• **Exercise data**
- - - -
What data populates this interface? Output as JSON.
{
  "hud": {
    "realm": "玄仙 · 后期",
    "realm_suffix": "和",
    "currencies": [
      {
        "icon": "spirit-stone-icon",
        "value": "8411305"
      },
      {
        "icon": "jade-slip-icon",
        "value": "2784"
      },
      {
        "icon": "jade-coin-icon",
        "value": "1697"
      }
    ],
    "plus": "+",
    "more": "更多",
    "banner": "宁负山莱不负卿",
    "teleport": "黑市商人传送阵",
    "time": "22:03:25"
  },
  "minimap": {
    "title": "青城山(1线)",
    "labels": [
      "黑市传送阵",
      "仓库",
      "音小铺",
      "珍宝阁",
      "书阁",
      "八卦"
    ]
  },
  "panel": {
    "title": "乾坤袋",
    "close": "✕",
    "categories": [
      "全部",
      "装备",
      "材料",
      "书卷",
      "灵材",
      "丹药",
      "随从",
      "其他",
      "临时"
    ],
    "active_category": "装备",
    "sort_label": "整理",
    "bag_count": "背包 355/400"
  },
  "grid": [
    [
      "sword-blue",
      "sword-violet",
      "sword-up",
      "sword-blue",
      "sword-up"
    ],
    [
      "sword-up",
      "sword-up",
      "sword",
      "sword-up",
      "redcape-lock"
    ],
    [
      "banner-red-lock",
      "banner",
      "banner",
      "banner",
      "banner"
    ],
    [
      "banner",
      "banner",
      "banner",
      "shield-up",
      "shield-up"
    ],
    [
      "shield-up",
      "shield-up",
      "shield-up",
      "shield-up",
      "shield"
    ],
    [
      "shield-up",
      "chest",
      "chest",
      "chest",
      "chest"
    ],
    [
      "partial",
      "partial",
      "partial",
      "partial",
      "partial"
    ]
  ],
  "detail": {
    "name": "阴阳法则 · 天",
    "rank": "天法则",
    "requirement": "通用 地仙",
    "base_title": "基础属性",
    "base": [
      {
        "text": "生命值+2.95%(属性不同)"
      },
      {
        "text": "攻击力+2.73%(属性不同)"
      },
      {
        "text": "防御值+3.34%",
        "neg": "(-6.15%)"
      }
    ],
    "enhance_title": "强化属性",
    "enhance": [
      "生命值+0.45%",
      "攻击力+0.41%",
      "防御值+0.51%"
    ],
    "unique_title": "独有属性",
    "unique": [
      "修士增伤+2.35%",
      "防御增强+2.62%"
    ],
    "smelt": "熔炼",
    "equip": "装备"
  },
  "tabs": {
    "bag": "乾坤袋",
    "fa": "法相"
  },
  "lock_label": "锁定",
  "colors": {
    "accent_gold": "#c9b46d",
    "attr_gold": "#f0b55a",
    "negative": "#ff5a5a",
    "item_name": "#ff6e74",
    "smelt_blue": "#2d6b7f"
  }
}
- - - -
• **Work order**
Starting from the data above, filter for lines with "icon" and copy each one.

• **Answer box**
        "icon": "spirit-stone-icon",
        "icon": "jade-slip-icon",
        "icon": "jade-coin-icon",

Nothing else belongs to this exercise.